Web, mobile and the nascent digital out-of-home market are hurting in their own way. India has roughly 15 million users on the web (only 5 million on the 256kbps+ lines that pass as broadband). The sad irony here is that new media lends itself to auditable performance measurements. There is no place for the publisher to hide compared to blind (CPM or circulation based) nature of radio, TV or print ads. Advertisers can, and do ask the hard questions and are rarely getting desired results. SMS ads do reach many tens of millions of users and seem to be holding up advertiser interest.
Musings & observations
The depth of the slowdown is making the wheels move viz. consolidation. Print publishers are eyeing TV properties and radio stations; media agencies are merging; campaigns integrated across multiple media are surfacing. All this is a positive for the long run (for the survivors, at least). Creative deals are begin crafted. Not fast enough, but the name of the game is changing to regional and demographic targeting. Creative deals are surfacing. Here is an example that captures the unique character of India’s dhandha (deal making) mindset to close out this post.

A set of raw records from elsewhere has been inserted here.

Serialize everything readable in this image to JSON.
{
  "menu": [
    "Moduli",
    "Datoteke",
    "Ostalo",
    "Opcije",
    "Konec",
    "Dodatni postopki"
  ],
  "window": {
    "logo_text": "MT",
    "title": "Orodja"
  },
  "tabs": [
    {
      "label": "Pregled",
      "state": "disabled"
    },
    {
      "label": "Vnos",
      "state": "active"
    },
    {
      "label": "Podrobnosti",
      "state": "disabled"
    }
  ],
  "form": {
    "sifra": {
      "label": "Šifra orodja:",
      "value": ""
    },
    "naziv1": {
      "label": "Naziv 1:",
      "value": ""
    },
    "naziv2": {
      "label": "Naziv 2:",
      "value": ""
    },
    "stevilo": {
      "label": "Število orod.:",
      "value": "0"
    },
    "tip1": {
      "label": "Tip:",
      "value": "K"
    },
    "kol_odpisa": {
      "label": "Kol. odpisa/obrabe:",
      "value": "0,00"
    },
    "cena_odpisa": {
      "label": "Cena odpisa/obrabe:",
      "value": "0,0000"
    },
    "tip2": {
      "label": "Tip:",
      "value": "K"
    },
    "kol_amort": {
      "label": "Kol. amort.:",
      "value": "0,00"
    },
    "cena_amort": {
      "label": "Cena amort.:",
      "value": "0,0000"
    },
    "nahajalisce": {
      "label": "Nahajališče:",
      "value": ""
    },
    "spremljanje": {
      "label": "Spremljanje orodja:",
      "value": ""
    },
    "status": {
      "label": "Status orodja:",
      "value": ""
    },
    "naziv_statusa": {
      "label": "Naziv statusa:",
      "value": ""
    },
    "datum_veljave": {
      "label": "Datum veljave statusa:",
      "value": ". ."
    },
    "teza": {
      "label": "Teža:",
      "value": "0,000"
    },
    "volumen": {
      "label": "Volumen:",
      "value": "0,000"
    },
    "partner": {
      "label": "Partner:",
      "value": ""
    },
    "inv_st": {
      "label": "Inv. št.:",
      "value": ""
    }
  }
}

A regional broadsheet publisher is working on a strict percentage of increased revenue in a targeted market. Advertiser says – “I sell Rs. 1 cr of soap in this town every month. You do whatever print advertising you want to; give me whatever real-estate you are inclined to; whatever frequency Mr. Publisher. You keep x% of any incremental revenue I get out of this market.” No minimums; no guarantees; no agencies – just the basics with a brutal set of metrics.